New York attorneys Adam J. Kaiser and Jeffrey L. Kessler of Dewey & LeBoeuf, who represent the NFL Players Association and the Falcons players, could not be reached for comment.
McDuffie, the Falcons’ attorney, declined to comment, referring all questions to the Falcons ball club. A Falcons spokesman wasn’t able to provide any comment on the case by press time. A spokesman for the NFL Management Council couldn’t be reached for comment.
The workers’ compensation cases reflect growing court battles over professional football injuries.
Six cases in federal court in Atlanta seeking compensation for traumatic head injuries by former players have been transferred to federal court in Pennsylvania as part of what is now multi-district litigation involving dozens of suits.
The Atlanta suits, brought on behalf of nearly three dozen former players, claim the NFL failed to protect players from long-term brain injuries. One of the suits was filed by Christine Dronett, the wife of former Atlanta Falcon Shane Dronett, who committed suicide three years ago.
After Dronett’s death, his brain was sent to Boston University School of Medicine’s Center for the Study of Traumatic Encepalopathy, where pathologists found he suffered from a degenerative brain disease linked to repetitive head trauma, said Michael L. McGlamry, whose firm Pope McGlamry Kilpatrick Morrison & Norwood is representing the plaintiffs in the Atlanta cases.
McGlamry said the NFL’s Atlanta suit isn’t related to the head trauma litigation.
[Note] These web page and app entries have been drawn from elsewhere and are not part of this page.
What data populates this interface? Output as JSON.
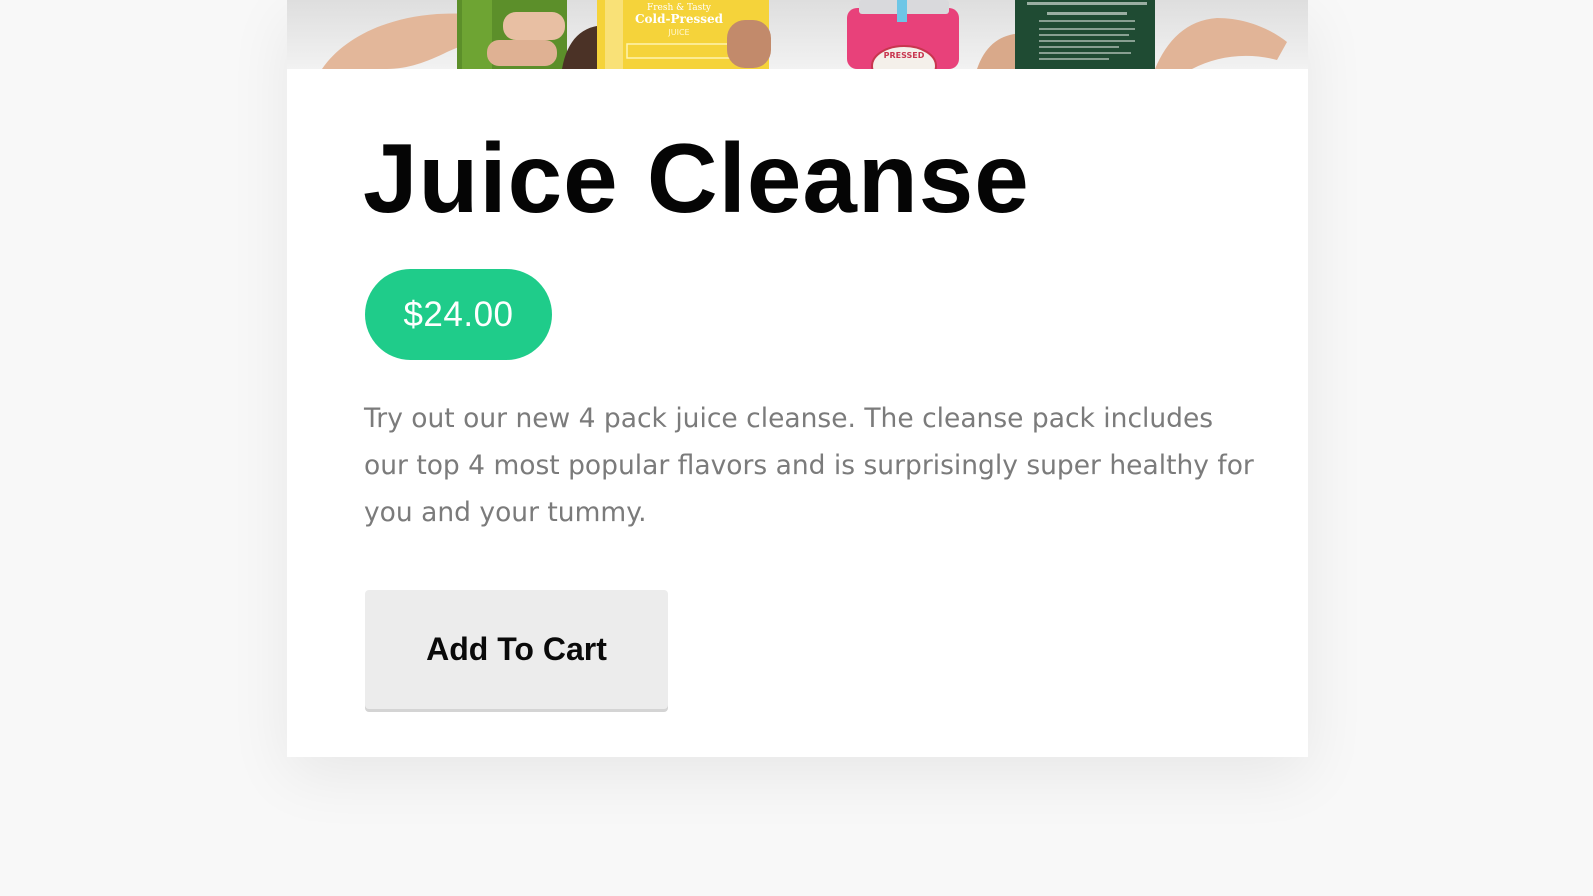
{
  "product": {
    "title": "Juice Cleanse",
    "price": "$24.00",
    "description": "Try out our new 4 pack juice cleanse. The cleanse pack includes our top 4 most popular flavors and is surprisingly super healthy for you and your tummy.",
    "cta_label": "Add To Cart",
    "image": {
      "bottle_label_line1": "Fresh & Tasty",
      "bottle_label_line2": "Cold-Pressed",
      "bottle_label_line3": "JUICE",
      "jar_label": "PRESSED"
    }
  },
  "colors": {
    "price_badge": "#1fcc8a",
    "button_bg": "#ececec",
    "title_text": "#050505",
    "description_text": "#7b7b7b"
  }
}
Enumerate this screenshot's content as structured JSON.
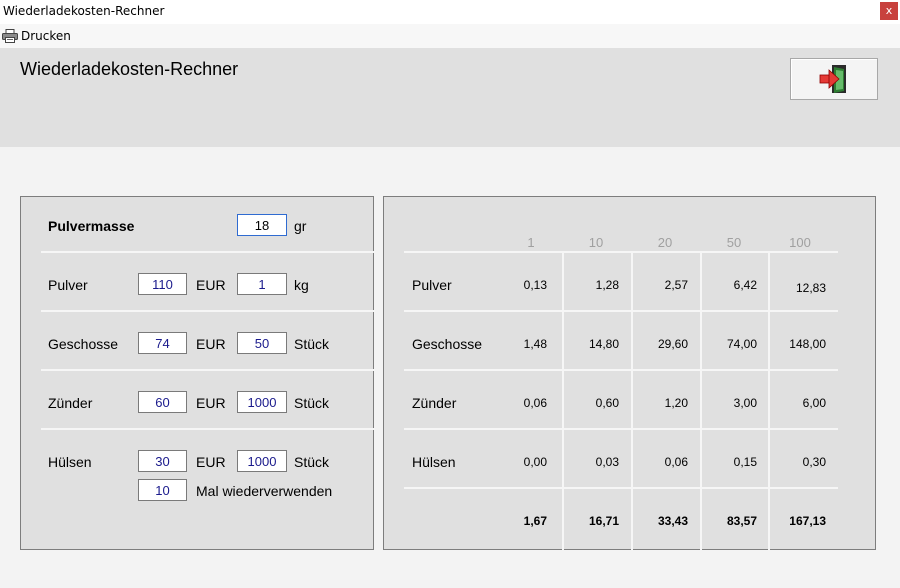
{
  "window": {
    "title": "Wiederladekosten-Rechner",
    "close_label": "x"
  },
  "menu": {
    "print_label": "Drucken"
  },
  "header": {
    "title": "Wiederladekosten-Rechner"
  },
  "inputs": {
    "pulvermasse": {
      "label": "Pulvermasse",
      "value": "18",
      "unit": "gr"
    },
    "pulver": {
      "label": "Pulver",
      "price": "110",
      "currency": "EUR",
      "qty": "1",
      "unit": "kg"
    },
    "geschosse": {
      "label": "Geschosse",
      "price": "74",
      "currency": "EUR",
      "qty": "50",
      "unit": "Stück"
    },
    "zuender": {
      "label": "Zünder",
      "price": "60",
      "currency": "EUR",
      "qty": "1000",
      "unit": "Stück"
    },
    "huelsen": {
      "label": "Hülsen",
      "price": "30",
      "currency": "EUR",
      "qty": "1000",
      "unit": "Stück",
      "reuse": "10",
      "reuse_label": "Mal wiederverwenden"
    }
  },
  "table": {
    "columns": [
      "1",
      "10",
      "20",
      "50",
      "100"
    ],
    "rows": [
      {
        "label": "Pulver",
        "values": [
          "0,13",
          "1,28",
          "2,57",
          "6,42",
          "12,83"
        ]
      },
      {
        "label": "Geschosse",
        "values": [
          "1,48",
          "14,80",
          "29,60",
          "74,00",
          "148,00"
        ]
      },
      {
        "label": "Zünder",
        "values": [
          "0,06",
          "0,60",
          "1,20",
          "3,00",
          "6,00"
        ]
      },
      {
        "label": "Hülsen",
        "values": [
          "0,00",
          "0,03",
          "0,06",
          "0,15",
          "0,30"
        ]
      }
    ],
    "totals": [
      "1,67",
      "16,71",
      "33,43",
      "83,57",
      "167,13"
    ]
  }
}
But, he said, “It’s consistent with what the NFL has argued or stated in response to the concussion cases—that essentially the collective bargaining agreement controls, and these cases should be dismissed.”
But, McGlamry said, players and their family members whom his firm represent aren’t alleging that the NFL violated the collective bargaining agreement with the players.
“We are arguing they committed negligence, fraud and intentional misrepresentation separate and apart from, above and beyond” the collective bargaining agreement, he said.
The workers’ compensation dispute in federal court is Atlanta Falcons v. The National Football League Association, No. 1:12-cv-753 (N.D. Ga.).